On that note, I suspect that automation dependence/overuse is a link in this chain of events. As we all know, even the most sophisticated autopilots/autothrottles have their limitations. An automation dependent pilot will allow the automation to take the aircraft into a bad situation in the belief/hope that it will recover itself. Automation dependence/overuse can also include the failure to monitor what the aircraft is doing in a critical phase of flight simply because the pilot knows that the autopilot is flying.

I suspect that this is the case because according to the preliminary report (http://www.onderzoeksraad.nl/docs/rapporten/Prelimenary_engels.pdf), the pilots allowed the airspeed to drop 34 knots below their final approach airspeed before they intervened (assuming that they did). During this phase of flight, the pilot flying should have had his hands on the yoke (in this case) and the throttles and should be ready to disengage the autopilot and autothrottles if necessary. Even if he left the autothrottles engaged, it takes very little force to manually override the autothrottles on a B-737 or any other boeing airplane. This leaves me to wonder if he had his hand on the throttles as he should, or if he was even paying attention.

slang
2010-May-08, 12:09 AM
Yes, several key 'ingredients' of this crash probably happen every day. Only when all the problems occurred at once did the crash happen.

Automation dependence/overuse may have played a part, but the situation is quite complicated by several factors.
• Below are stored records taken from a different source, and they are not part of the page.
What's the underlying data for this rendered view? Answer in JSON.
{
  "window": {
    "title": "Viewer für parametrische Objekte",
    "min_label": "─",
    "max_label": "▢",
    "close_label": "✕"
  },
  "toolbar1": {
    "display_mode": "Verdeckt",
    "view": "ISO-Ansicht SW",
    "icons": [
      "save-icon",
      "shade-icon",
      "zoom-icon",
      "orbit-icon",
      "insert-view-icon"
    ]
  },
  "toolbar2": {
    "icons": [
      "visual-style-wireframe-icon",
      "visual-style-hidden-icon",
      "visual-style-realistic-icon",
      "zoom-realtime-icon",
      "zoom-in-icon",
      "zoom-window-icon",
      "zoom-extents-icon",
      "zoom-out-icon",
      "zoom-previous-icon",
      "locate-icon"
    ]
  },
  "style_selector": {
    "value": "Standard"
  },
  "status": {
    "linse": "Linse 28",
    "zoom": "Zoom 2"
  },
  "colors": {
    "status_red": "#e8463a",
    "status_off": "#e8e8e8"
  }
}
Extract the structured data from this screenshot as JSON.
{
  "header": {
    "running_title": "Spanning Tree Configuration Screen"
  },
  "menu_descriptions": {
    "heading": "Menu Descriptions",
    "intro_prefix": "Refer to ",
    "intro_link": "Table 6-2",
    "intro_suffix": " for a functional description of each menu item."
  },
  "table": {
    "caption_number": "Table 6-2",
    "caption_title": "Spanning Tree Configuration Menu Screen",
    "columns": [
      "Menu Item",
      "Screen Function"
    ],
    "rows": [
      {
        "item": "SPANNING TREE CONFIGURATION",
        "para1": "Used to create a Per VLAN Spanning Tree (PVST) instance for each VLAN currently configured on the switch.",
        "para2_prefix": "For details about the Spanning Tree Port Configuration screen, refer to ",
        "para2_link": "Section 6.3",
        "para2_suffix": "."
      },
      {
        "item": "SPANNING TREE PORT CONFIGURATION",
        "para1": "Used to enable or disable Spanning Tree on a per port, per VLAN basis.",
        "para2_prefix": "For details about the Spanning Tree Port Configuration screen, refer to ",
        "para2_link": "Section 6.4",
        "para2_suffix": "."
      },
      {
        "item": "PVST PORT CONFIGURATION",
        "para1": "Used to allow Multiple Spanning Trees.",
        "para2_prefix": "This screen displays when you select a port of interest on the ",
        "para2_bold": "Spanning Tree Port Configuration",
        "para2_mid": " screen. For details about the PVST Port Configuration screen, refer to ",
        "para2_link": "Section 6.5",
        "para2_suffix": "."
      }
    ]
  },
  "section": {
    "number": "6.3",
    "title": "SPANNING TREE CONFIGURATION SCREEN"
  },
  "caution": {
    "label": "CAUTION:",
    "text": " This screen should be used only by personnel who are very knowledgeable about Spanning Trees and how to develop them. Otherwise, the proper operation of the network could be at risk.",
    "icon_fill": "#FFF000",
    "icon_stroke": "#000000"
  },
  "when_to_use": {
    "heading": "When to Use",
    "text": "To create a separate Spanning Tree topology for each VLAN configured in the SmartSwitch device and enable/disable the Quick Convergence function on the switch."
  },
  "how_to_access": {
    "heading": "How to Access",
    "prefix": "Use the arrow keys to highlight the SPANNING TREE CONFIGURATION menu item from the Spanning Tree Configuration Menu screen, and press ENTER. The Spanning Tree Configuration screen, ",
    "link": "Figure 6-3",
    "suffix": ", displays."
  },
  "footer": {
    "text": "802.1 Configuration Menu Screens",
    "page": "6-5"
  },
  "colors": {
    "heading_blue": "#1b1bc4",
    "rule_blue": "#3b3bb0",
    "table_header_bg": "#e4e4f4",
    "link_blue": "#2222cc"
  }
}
I suggest reading the first 10 pages or so of the final report (post #33). The pilots were not and could not be aware of all details, they were overburdened due to several procedures not being adhered to, the captain was busy supervising the first officer, and it appears that the correct response to the stickshaker (applying throttle) was undone by the autothrottle, something apparently missed because the captain took over the controls (not sure if I understand the latter part correctly yet).